The Big Four technology companies have upped their spending on lobbying retainers in light of increased chatter regarding a federal crackdown and calls for regulators to break up social media platforms such as Facebook, according to a report appearing in the New York Times today.
According to the Times’ analysis, Google, Amazon, Facebook and Apple spent a combined total of $55 million on lobbying in 2018, effectively doubling their 2016 lobbying spends of $27.4 million. According to the Times, these figures now put the big four tech companies “on a par with long-established lobbying powerhouses like the defense, automobile and banking industries.”
Citing figures from nonpartisan research group the Center for Responsive Politics, the Times report goes on to claim that several tech companies are already on track to spend at even higher levels this year.

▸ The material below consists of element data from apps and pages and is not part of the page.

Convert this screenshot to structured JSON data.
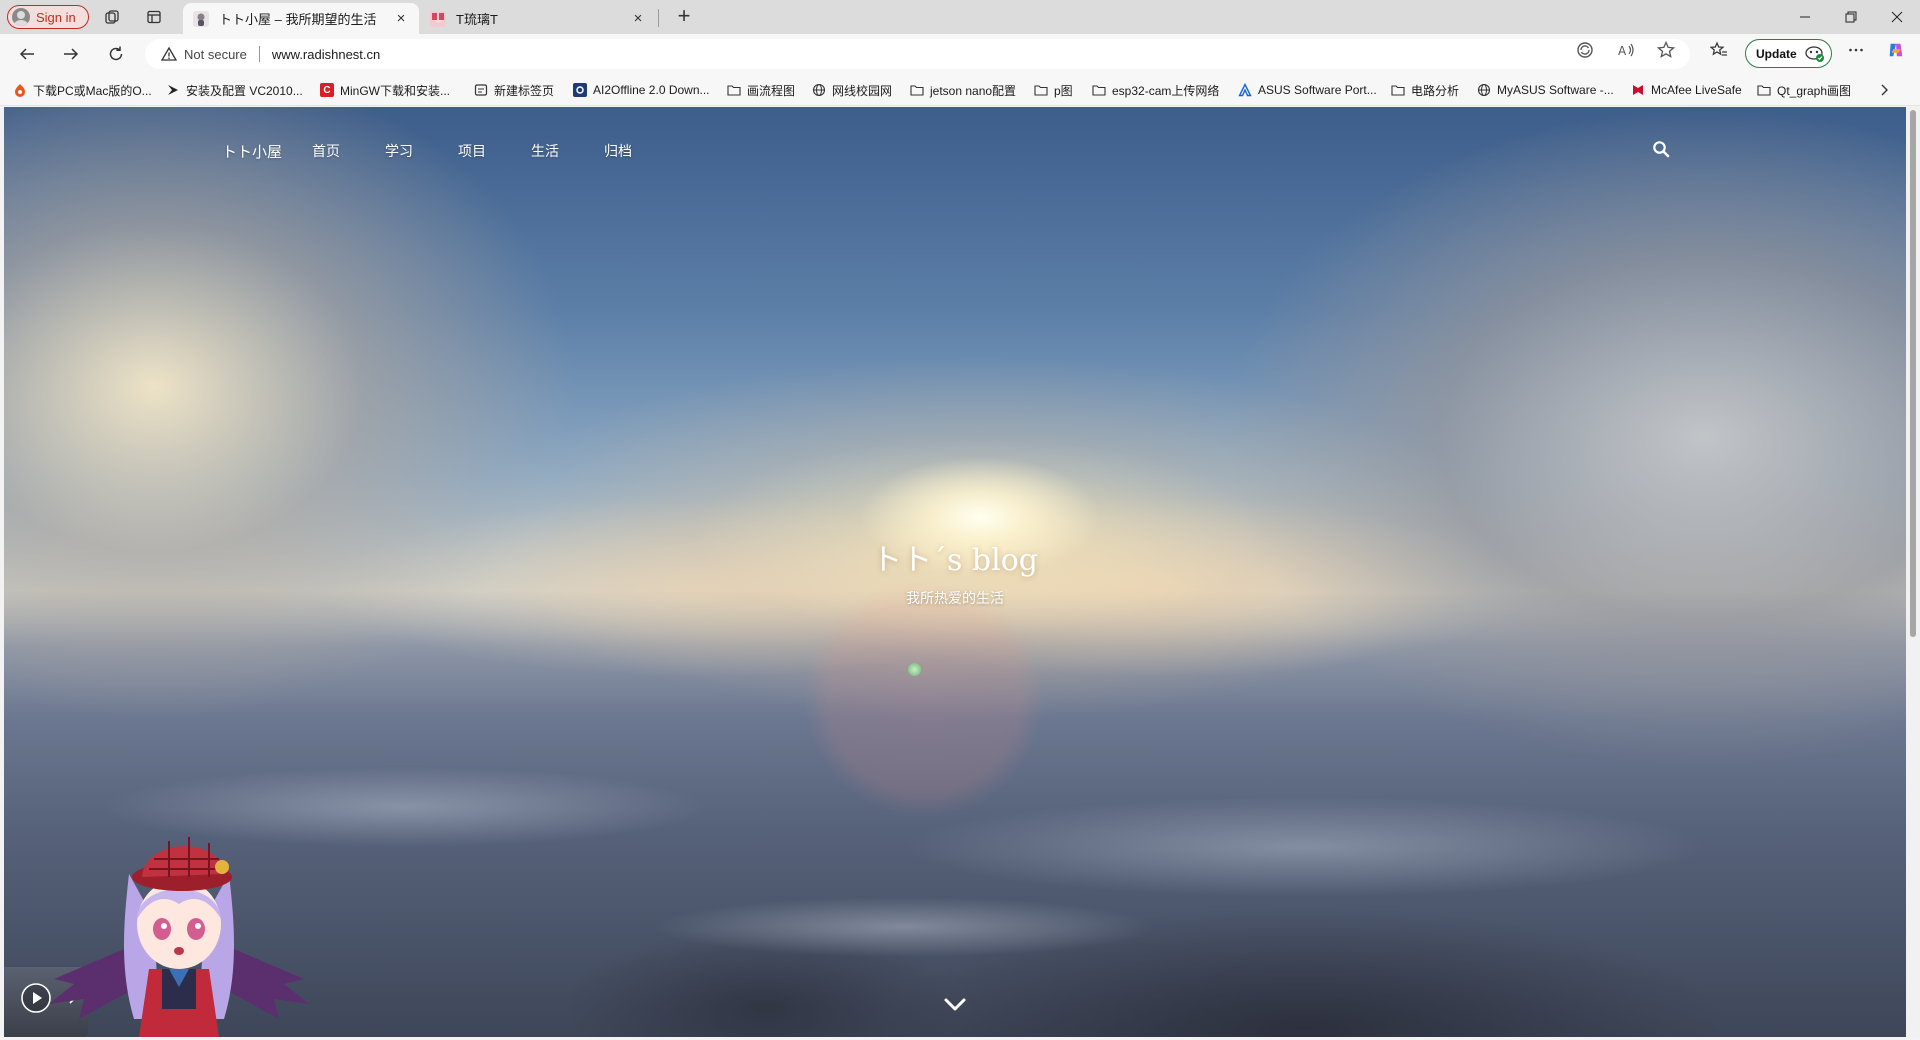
{
  "browser": {
    "sign_in_label": "Sign in",
    "tabs": [
      {
        "title": "トト小屋 – 我所期望的生活",
        "close": "×"
      },
      {
        "title": "T琉璃T",
        "close": "×"
      }
    ],
    "new_tab": "+",
    "window_controls": {
      "minimize": "—",
      "restore": "❐",
      "close": "✕"
    }
  },
  "address_bar": {
    "security_label": "Not secure",
    "url": "www.radishnest.cn",
    "update_label": "Update"
  },
  "bookmarks": [
    {
      "label": "下载PC或Mac版的O...",
      "icon": "orange-app-icon"
    },
    {
      "label": "安装及配置 VC2010...",
      "icon": "black-logo-icon"
    },
    {
      "label": "MinGW下载和安装...",
      "icon": "csdn-icon"
    },
    {
      "label": "新建标签页",
      "icon": "newtab-icon"
    },
    {
      "label": "AI2Offline 2.0 Down...",
      "icon": "blue-square-icon"
    },
    {
      "label": "画流程图",
      "icon": "folder-icon"
    },
    {
      "label": "网线校园网",
      "icon": "globe-icon"
    },
    {
      "label": "jetson nano配置",
      "icon": "folder-icon"
    },
    {
      "label": "p图",
      "icon": "folder-icon"
    },
    {
      "label": "esp32-cam上传网络",
      "icon": "folder-icon"
    },
    {
      "label": "ASUS Software Port...",
      "icon": "asus-icon"
    },
    {
      "label": "电路分析",
      "icon": "folder-icon"
    },
    {
      "label": "MyASUS Software -...",
      "icon": "globe-icon"
    },
    {
      "label": "McAfee LiveSafe",
      "icon": "mcafee-icon"
    },
    {
      "label": "Qt_graph画图",
      "icon": "folder-icon"
    }
  ],
  "site": {
    "brand": "トト小屋",
    "nav": [
      "首页",
      "学习",
      "项目",
      "生活",
      "归档"
    ],
    "hero_title": "トト´s blog",
    "hero_subtitle": "我所热爱的生活"
  }
}
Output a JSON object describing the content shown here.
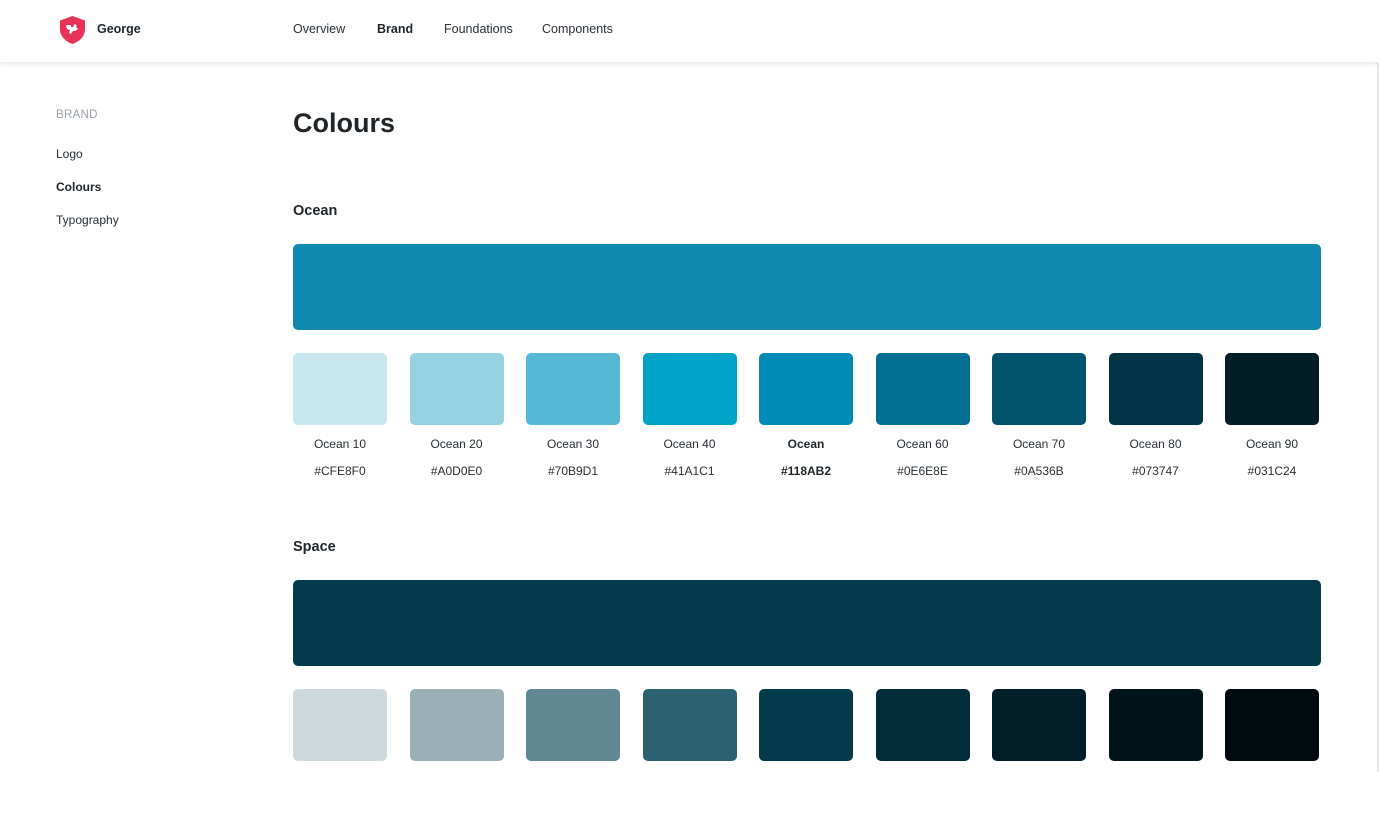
{
  "header": {
    "brand": "George",
    "logo_icon": "shield-logo-icon",
    "logo_color": "#E8325A",
    "nav": [
      {
        "label": "Overview",
        "active": false
      },
      {
        "label": "Brand",
        "active": true
      },
      {
        "label": "Foundations",
        "active": false
      },
      {
        "label": "Components",
        "active": false
      }
    ]
  },
  "sidebar": {
    "heading": "BRAND",
    "items": [
      {
        "label": "Logo",
        "active": false
      },
      {
        "label": "Colours",
        "active": true
      },
      {
        "label": "Typography",
        "active": false
      }
    ]
  },
  "main": {
    "title": "Colours",
    "palettes": [
      {
        "name": "Ocean",
        "hero_color": "#118AB2",
        "swatches": [
          {
            "name": "Ocean 10",
            "hex": "#CFE8F0",
            "color": "#C7E6EE",
            "selected": false
          },
          {
            "name": "Ocean 20",
            "hex": "#A0D0E0",
            "color": "#95D2E2",
            "selected": false
          },
          {
            "name": "Ocean 30",
            "hex": "#70B9D1",
            "color": "#55B9D5",
            "selected": false
          },
          {
            "name": "Ocean 40",
            "hex": "#41A1C1",
            "color": "#00A4C9",
            "selected": false
          },
          {
            "name": "Ocean",
            "hex": "#118AB2",
            "color": "#008BB7",
            "selected": true
          },
          {
            "name": "Ocean 60",
            "hex": "#0E6E8E",
            "color": "#006F92",
            "selected": false
          },
          {
            "name": "Ocean 70",
            "hex": "#0A536B",
            "color": "#00536D",
            "selected": false
          },
          {
            "name": "Ocean 80",
            "hex": "#073747",
            "color": "#003446",
            "selected": false
          },
          {
            "name": "Ocean 90",
            "hex": "#031C24",
            "color": "#011E26",
            "selected": false
          }
        ]
      },
      {
        "name": "Space",
        "hero_color": "#033B4D",
        "swatches": [
          {
            "color": "#CCD8DC"
          },
          {
            "color": "#9AB0B6"
          },
          {
            "color": "#618892"
          },
          {
            "color": "#2B6170"
          },
          {
            "color": "#033A4C"
          },
          {
            "color": "#022C3A"
          },
          {
            "color": "#021F29"
          },
          {
            "color": "#01141A"
          },
          {
            "color": "#010C10"
          }
        ]
      }
    ]
  }
}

The Times report comes days after the House Judiciary Committee announced it would launch a “top-to-bottom” antitrust probe into Google, Facebook and other tech giants.
“The era of self-regulation is over,” House Speaker Nancy Pelosi, D-Calif., tweeted on Monday.
Pelosi herself was recently the victim of a heavily doctored video that showed her appearing to drunkenly slur words at a Center for American Progress event. To date, Facebook has declined to take any action in removing that “deepfake” clip, which was widely-circulated across the platform as well as Twitter and YouTube, and was even linked by President Trump’s personal attorney, Rudy Giuliani.
The spate of calls for a federal inquiry into Facebook account for only the latest in an ongoing hurdle of PR disasters to face the social platform, after the site was used for political manipulation by Russia-backed firms during the 2016 presidential election and was later criticized for hiring D.C. PR firm Definers Public Affairs to conduct opposition research on critics. Questionable practices with user data and wide system outages leading to advertiser refunds have since continued to sully the tech image’s reputation.
Facebook co-founder Chris Hughes argued in a widely-circulated May New York Times op-ed that it's time to break up the social media giant.
An annual research study of congressional staff and executive branch officials released by APCO Worldwide last year discovered that lobbyists representing the U.S. tech sector are now seen by Washington policy leaders as the most effective advocacy associations and the best positioned to drive members’ agendas on Capitol Hill.